To bolster its legitimacy, China's authoritarian regime has launched numerous anticorruption campaigns. Many of these anticorruption campaigns seemed tainted by intra-elite competition and only effective at deterring low- and mid-level cadres (i.e., 'flies'). Yet, Xi's campaign differs notably from previous ones in his targeting of senior officials (i.e., 'tigers') and introduction of institutional changes. By integrating anti-corruption data with three waves of nationwide surveys conducted in 36 major cities in China (2011, 2012, and 2015), we explore and compare the impacts of anti-corruption campaigns on popular political support under Hu and Xi. Our analysis shows that the overall popular support has declined steadily overtime, despite the positive effects of Xi's anti-corruption campaign. Specifically, ordinary Chinese did react positively to Xi's anticorruption campaign. Xi's campaign, particularly his crackdown on 'tigers,' increased people's trust in the central government. However, the campaign fell short in restoring the decline of central and local government legitimacy.

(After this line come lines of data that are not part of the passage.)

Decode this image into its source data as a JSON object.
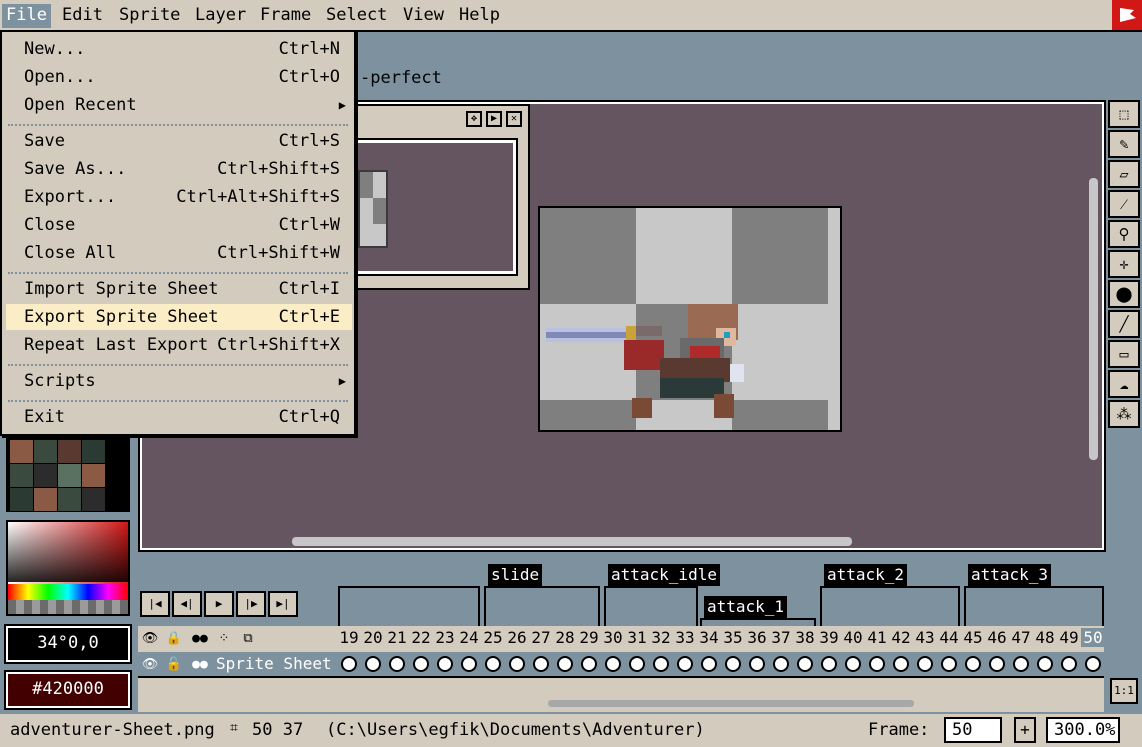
{
  "menubar": {
    "items": [
      "File",
      "Edit",
      "Sprite",
      "Layer",
      "Frame",
      "Select",
      "View",
      "Help"
    ]
  },
  "sprite_title": "-perfect",
  "file_menu": {
    "items": [
      {
        "label": "New...",
        "shortcut": "Ctrl+N"
      },
      {
        "label": "Open...",
        "shortcut": "Ctrl+O"
      },
      {
        "label": "Open Recent",
        "shortcut": ""
      },
      {
        "label": "Save",
        "shortcut": "Ctrl+S"
      },
      {
        "label": "Save As...",
        "shortcut": "Ctrl+Shift+S"
      },
      {
        "label": "Export...",
        "shortcut": "Ctrl+Alt+Shift+S"
      },
      {
        "label": "Close",
        "shortcut": "Ctrl+W"
      },
      {
        "label": "Close All",
        "shortcut": "Ctrl+Shift+W"
      },
      {
        "label": "Import Sprite Sheet",
        "shortcut": "Ctrl+I"
      },
      {
        "label": "Export Sprite Sheet",
        "shortcut": "Ctrl+E"
      },
      {
        "label": "Repeat Last Export",
        "shortcut": "Ctrl+Shift+X"
      },
      {
        "label": "Scripts",
        "shortcut": ""
      },
      {
        "label": "Exit",
        "shortcut": "Ctrl+Q"
      }
    ],
    "highlighted": "Export Sprite Sheet"
  },
  "tools": [
    "marquee-icon",
    "pencil-icon",
    "eraser-icon",
    "eyedropper-icon",
    "zoom-icon",
    "move-icon",
    "fill-icon",
    "line-icon",
    "rectangle-icon",
    "contour-icon",
    "spray-icon"
  ],
  "palette": {
    "colors": [
      "#8a5a44",
      "#3b4a3f",
      "#5a3a30",
      "#2c3a34",
      "#3b4a3f",
      "#2c2c2c",
      "#5a7060",
      "#8a5a44",
      "#2c3a34",
      "#8a5a44",
      "#3b4a3f",
      "#2c2c2c"
    ]
  },
  "color_values": {
    "hsv": "34°0,0",
    "hex": "#420000",
    "accent": "#420000"
  },
  "timeline": {
    "tags": [
      "slide",
      "attack_idle",
      "attack_1",
      "attack_2",
      "attack_3"
    ],
    "frames": [
      "19",
      "20",
      "21",
      "22",
      "23",
      "24",
      "25",
      "26",
      "27",
      "28",
      "29",
      "30",
      "31",
      "32",
      "33",
      "34",
      "35",
      "36",
      "37",
      "38",
      "39",
      "40",
      "41",
      "42",
      "43",
      "44",
      "45",
      "46",
      "47",
      "48",
      "49",
      "50"
    ],
    "layer_name": "Sprite Sheet",
    "one_to_one": "1:1"
  },
  "status": {
    "filename": "adventurer-Sheet.png",
    "size": "50 37",
    "path": "(C:\\Users\\egfik\\Documents\\Adventurer)",
    "frame_label": "Frame:",
    "frame_value": "50",
    "zoom_value": "300.0%",
    "plus_label": "+"
  }
}
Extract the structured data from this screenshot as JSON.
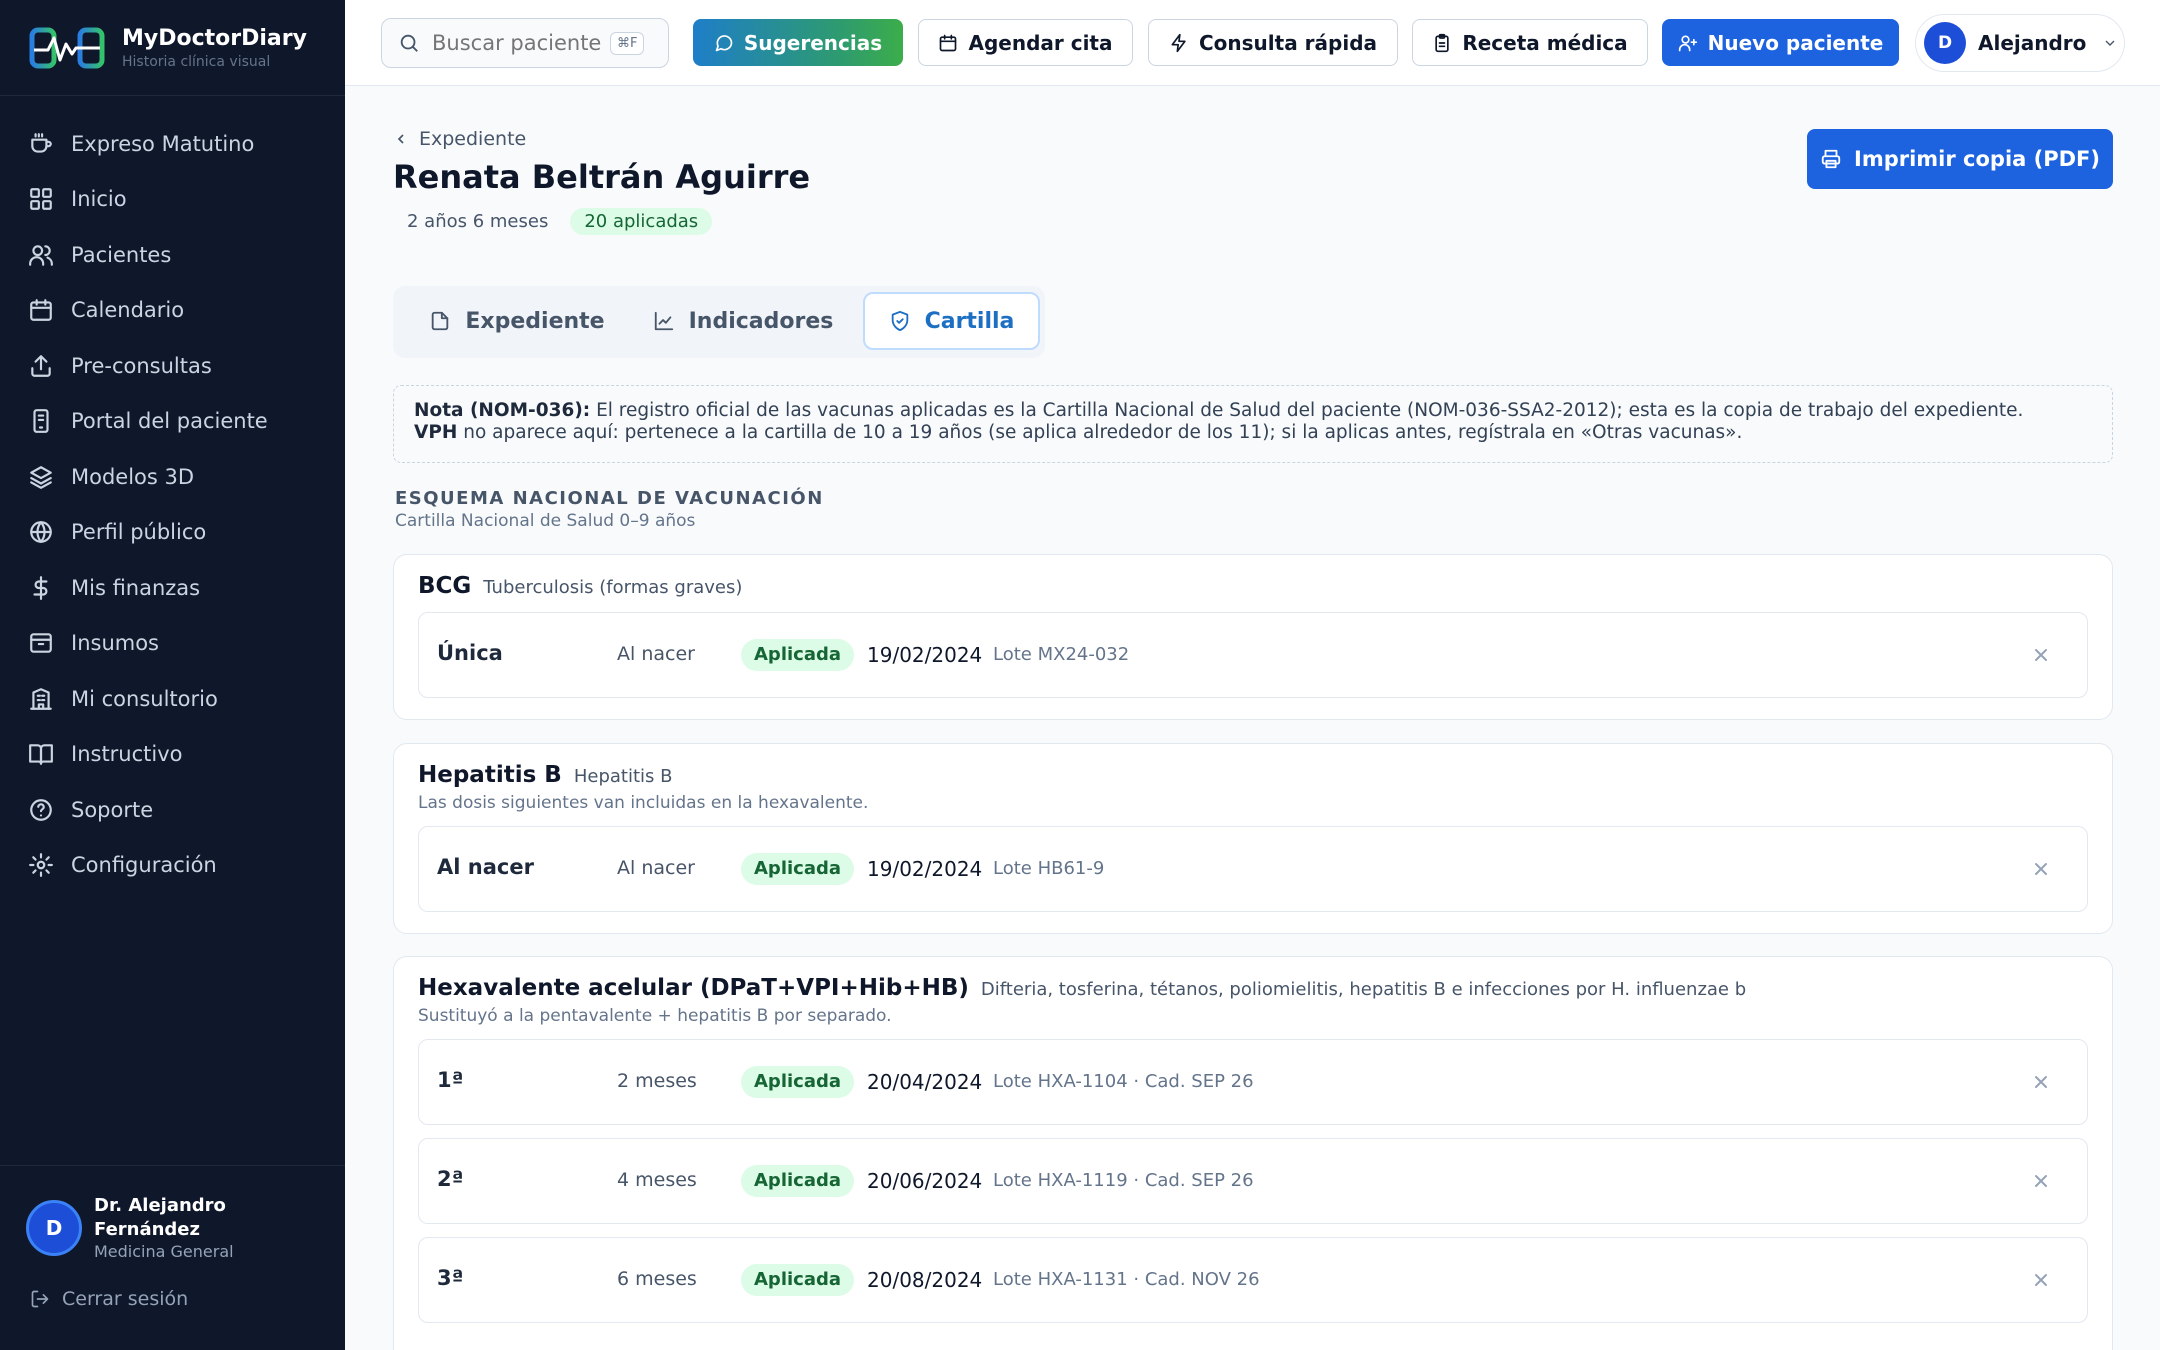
{
  "brand": {
    "name": "MyDoctorDiary",
    "tagline": "Historia clínica visual"
  },
  "sidebar": {
    "items": [
      {
        "label": "Expreso Matutino",
        "icon": "coffee-icon"
      },
      {
        "label": "Inicio",
        "icon": "grid-icon"
      },
      {
        "label": "Pacientes",
        "icon": "users-icon"
      },
      {
        "label": "Calendario",
        "icon": "calendar-icon"
      },
      {
        "label": "Pre-consultas",
        "icon": "upload-icon"
      },
      {
        "label": "Portal del paciente",
        "icon": "tablet-icon"
      },
      {
        "label": "Modelos 3D",
        "icon": "layers-icon"
      },
      {
        "label": "Perfil público",
        "icon": "globe-icon"
      },
      {
        "label": "Mis finanzas",
        "icon": "dollar-icon"
      },
      {
        "label": "Insumos",
        "icon": "archive-icon"
      },
      {
        "label": "Mi consultorio",
        "icon": "building-icon"
      },
      {
        "label": "Instructivo",
        "icon": "book-icon"
      },
      {
        "label": "Soporte",
        "icon": "help-circle-icon"
      },
      {
        "label": "Configuración",
        "icon": "gear-icon"
      }
    ],
    "user": {
      "initial": "D",
      "name": "Dr. Alejandro Fernández",
      "role": "Medicina General"
    },
    "logout": "Cerrar sesión"
  },
  "topbar": {
    "search_placeholder": "Buscar paciente",
    "search_shortcut": "⌘F",
    "buttons": {
      "sugerencias": "Sugerencias",
      "agendar": "Agendar cita",
      "rapida": "Consulta rápida",
      "receta": "Receta médica",
      "nuevo": "Nuevo paciente"
    },
    "profile": {
      "initial": "D",
      "name": "Alejandro"
    }
  },
  "patient": {
    "breadcrumb": "Expediente",
    "name": "Renata Beltrán Aguirre",
    "age": "2 años 6 meses",
    "applied_badge": "20 aplicadas",
    "print_button": "Imprimir copia (PDF)"
  },
  "tabs": [
    {
      "label": "Expediente",
      "active": false
    },
    {
      "label": "Indicadores",
      "active": false
    },
    {
      "label": "Cartilla",
      "active": true
    }
  ],
  "note": {
    "bold1": "Nota (NOM-036):",
    "text1": " El registro oficial de las vacunas aplicadas es la Cartilla Nacional de Salud del paciente (NOM-036-SSA2-2012); esta es la copia de trabajo del expediente.",
    "bold2": "VPH",
    "text2": " no aparece aquí: pertenece a la cartilla de 10 a 19 años (se aplica alrededor de los 11); si la aplicas antes, regístrala en «Otras vacunas»."
  },
  "schedule": {
    "title": "ESQUEMA NACIONAL DE VACUNACIÓN",
    "subtitle": "Cartilla Nacional de Salud 0–9 años",
    "vaccines": [
      {
        "name": "BCG",
        "description": "Tuberculosis (formas graves)",
        "note": "",
        "doses": [
          {
            "label": "Única",
            "age": "Al nacer",
            "status": "Aplicada",
            "date": "19/02/2024",
            "lot": "Lote MX24-032"
          }
        ]
      },
      {
        "name": "Hepatitis B",
        "description": "Hepatitis B",
        "note": "Las dosis siguientes van incluidas en la hexavalente.",
        "doses": [
          {
            "label": "Al nacer",
            "age": "Al nacer",
            "status": "Aplicada",
            "date": "19/02/2024",
            "lot": "Lote HB61-9"
          }
        ]
      },
      {
        "name": "Hexavalente acelular (DPaT+VPI+Hib+HB)",
        "description": "Difteria, tosferina, tétanos, poliomielitis, hepatitis B e infecciones por H. influenzae b",
        "note": "Sustituyó a la pentavalente + hepatitis B por separado.",
        "doses": [
          {
            "label": "1ª",
            "age": "2 meses",
            "status": "Aplicada",
            "date": "20/04/2024",
            "lot": "Lote HXA-1104 · Cad. SEP 26"
          },
          {
            "label": "2ª",
            "age": "4 meses",
            "status": "Aplicada",
            "date": "20/06/2024",
            "lot": "Lote HXA-1119 · Cad. SEP 26"
          },
          {
            "label": "3ª",
            "age": "6 meses",
            "status": "Aplicada",
            "date": "20/08/2024",
            "lot": "Lote HXA-1131 · Cad. NOV 26"
          }
        ]
      }
    ]
  },
  "colors": {
    "sidebar_bg": "#0f172a",
    "primary": "#1d63e0",
    "applied_bg": "#dcfce7",
    "applied_text": "#166534",
    "active_tab": "#1d6fc4"
  }
}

|Number of pages||16|
|Journal||Japanese Journal of Political Science|
|Early online date||18 May 2022|
|Publication status||Published - 18 Sep 2022|
- public opinion
- regime support
- authoritarian politics